*Exercise*. Skip the images and repeat every entry word for word.

*Excerpted records*.
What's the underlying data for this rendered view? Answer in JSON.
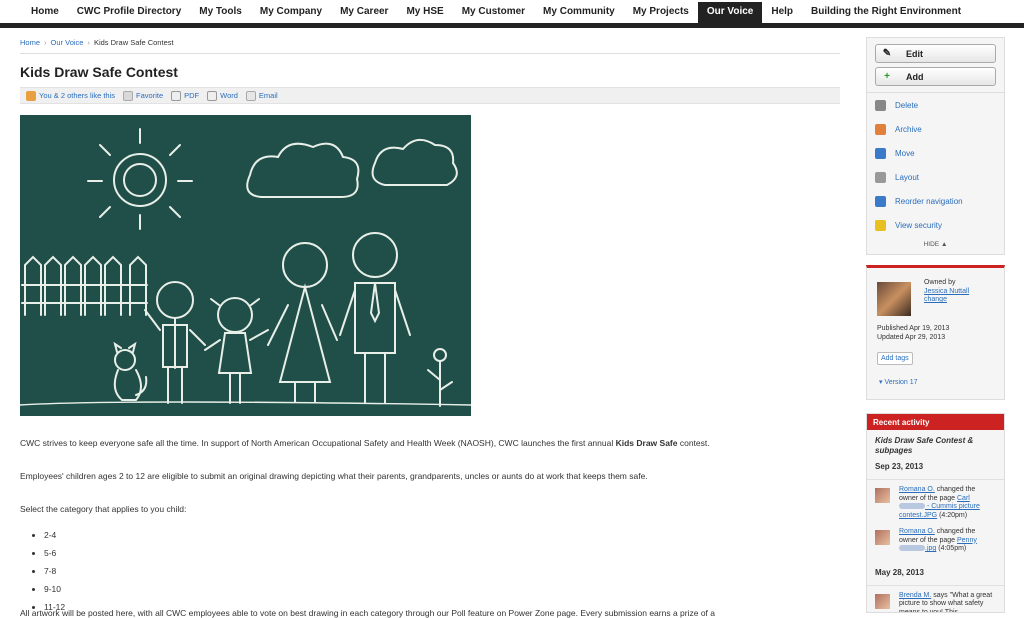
{
  "nav": {
    "items": [
      "Home",
      "CWC Profile Directory",
      "My Tools",
      "My Company",
      "My Career",
      "My HSE",
      "My Customer",
      "My Community",
      "My Projects",
      "Our Voice",
      "Help",
      "Building the Right Environment"
    ],
    "active_index": 9
  },
  "breadcrumb": {
    "home": "Home",
    "section": "Our Voice",
    "current": "Kids Draw Safe Contest"
  },
  "page": {
    "title": "Kids Draw Safe Contest",
    "actions": {
      "like": "You & 2 others like this",
      "favorite": "Favorite",
      "pdf": "PDF",
      "word": "Word",
      "email": "Email"
    },
    "para1_a": "CWC strives to keep everyone safe all the time. In support of North American Occupational Safety and Health Week (NAOSH), CWC launches the first annual ",
    "para1_b": "Kids Draw Safe",
    "para1_c": " contest.",
    "para2": "Employees' children ages 2 to 12 are eligible to submit an original drawing depicting what their parents, grandparents, uncles or aunts do at work that keeps them safe.",
    "para3": "Select the category that applies to you child:",
    "categories": [
      "2-4",
      "5-6",
      "7-8",
      "9-10",
      "11-12"
    ],
    "cutoff": "All artwork will be posted here, with all CWC employees able to vote on best drawing in each category through our Poll feature on Power Zone page. Every submission earns a prize of a"
  },
  "sidebar": {
    "edit_label": "Edit",
    "add_label": "Add",
    "menu": [
      "Delete",
      "Archive",
      "Move",
      "Layout",
      "Reorder navigation",
      "View security"
    ],
    "hide_label": "HIDE ▲",
    "owner": {
      "owned_by": "Owned by",
      "name": "Jessica Nuttall",
      "change": "change",
      "published": "Published Apr 19, 2013",
      "updated": "Updated Apr 29, 2013",
      "add_tags": "Add tags",
      "version": "▾ Version 17"
    },
    "recent": {
      "title": "Recent activity",
      "subtitle": "Kids Draw Safe Contest & subpages",
      "date1": "Sep 23, 2013",
      "item1": {
        "user": "Romana O.",
        "text": " changed the owner of the page ",
        "link": "Carl",
        "link2": " - Cummis picture contest.JPG",
        "time": " (4:20pm)"
      },
      "item2": {
        "user": "Romana O.",
        "text": " changed the owner of the page ",
        "link": "Penny",
        "link2": ".jpg",
        "time": " (4:05pm)"
      },
      "date2": "May 28, 2013",
      "item3": {
        "user": "Brenda M.",
        "text": " says \"What a great picture to show what safety means to you! This"
      }
    }
  },
  "colors": {
    "nav_bar": "#222222",
    "accent_red": "#cc2222",
    "link": "#2a6ebb",
    "chalkboard": "#1f4f48"
  }
}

*Written solution*.
What's the underlying data for this rendered view? Answer in JSON.
{
  "nav": {
    "items": [
      "Home",
      "CWC Profile Directory",
      "My Tools",
      "My Company",
      "My Career",
      "My HSE",
      "My Customer",
      "My Community",
      "My Projects",
      "Our Voice",
      "Help",
      "Building the Right Environment"
    ],
    "active_index": 9
  },
  "breadcrumb": {
    "home": "Home",
    "section": "Our Voice",
    "current": "Kids Draw Safe Contest"
  },
  "page": {
    "title": "Kids Draw Safe Contest",
    "actions": {
      "like": "You & 2 others like this",
      "favorite": "Favorite",
      "pdf": "PDF",
      "word": "Word",
      "email": "Email"
    },
    "para1_a": "CWC strives to keep everyone safe all the time. In support of North American Occupational Safety and Health Week (NAOSH), CWC launches the first annual ",
    "para1_b": "Kids Draw Safe",
    "para1_c": " contest.",
    "para2": "Employees' children ages 2 to 12 are eligible to submit an original drawing depicting what their parents, grandparents, uncles or aunts do at work that keeps them safe.",
    "para3": "Select the category that applies to you child:",
    "categories": [
      "2-4",
      "5-6",
      "7-8",
      "9-10",
      "11-12"
    ],
    "cutoff": "All artwork will be posted here, with all CWC employees able to vote on best drawing in each category through our Poll feature on Power Zone page. Every submission earns a prize of a"
  },
  "sidebar": {
    "edit_label": "Edit",
    "add_label": "Add",
    "menu": [
      "Delete",
      "Archive",
      "Move",
      "Layout",
      "Reorder navigation",
      "View security"
    ],
    "hide_label": "HIDE ▲",
    "owner": {
      "owned_by": "Owned by",
      "name": "Jessica Nuttall",
      "change": "change",
      "published": "Published Apr 19, 2013",
      "updated": "Updated Apr 29, 2013",
      "add_tags": "Add tags",
      "version": "▾ Version 17"
    },
    "recent": {
      "title": "Recent activity",
      "subtitle": "Kids Draw Safe Contest & subpages",
      "date1": "Sep 23, 2013",
      "item1": {
        "user": "Romana O.",
        "text": " changed the owner of the page ",
        "link": "Carl",
        "link2": " - Cummis picture contest.JPG",
        "time": " (4:20pm)"
      },
      "item2": {
        "user": "Romana O.",
        "text": " changed the owner of the page ",
        "link": "Penny",
        "link2": ".jpg",
        "time": " (4:05pm)"
      },
      "date2": "May 28, 2013",
      "item3": {
        "user": "Brenda M.",
        "text": " says \"What a great picture to show what safety means to you! This"
      }
    }
  },
  "colors": {
    "nav_bar": "#222222",
    "accent_red": "#cc2222",
    "link": "#2a6ebb",
    "chalkboard": "#1f4f48"
  }
}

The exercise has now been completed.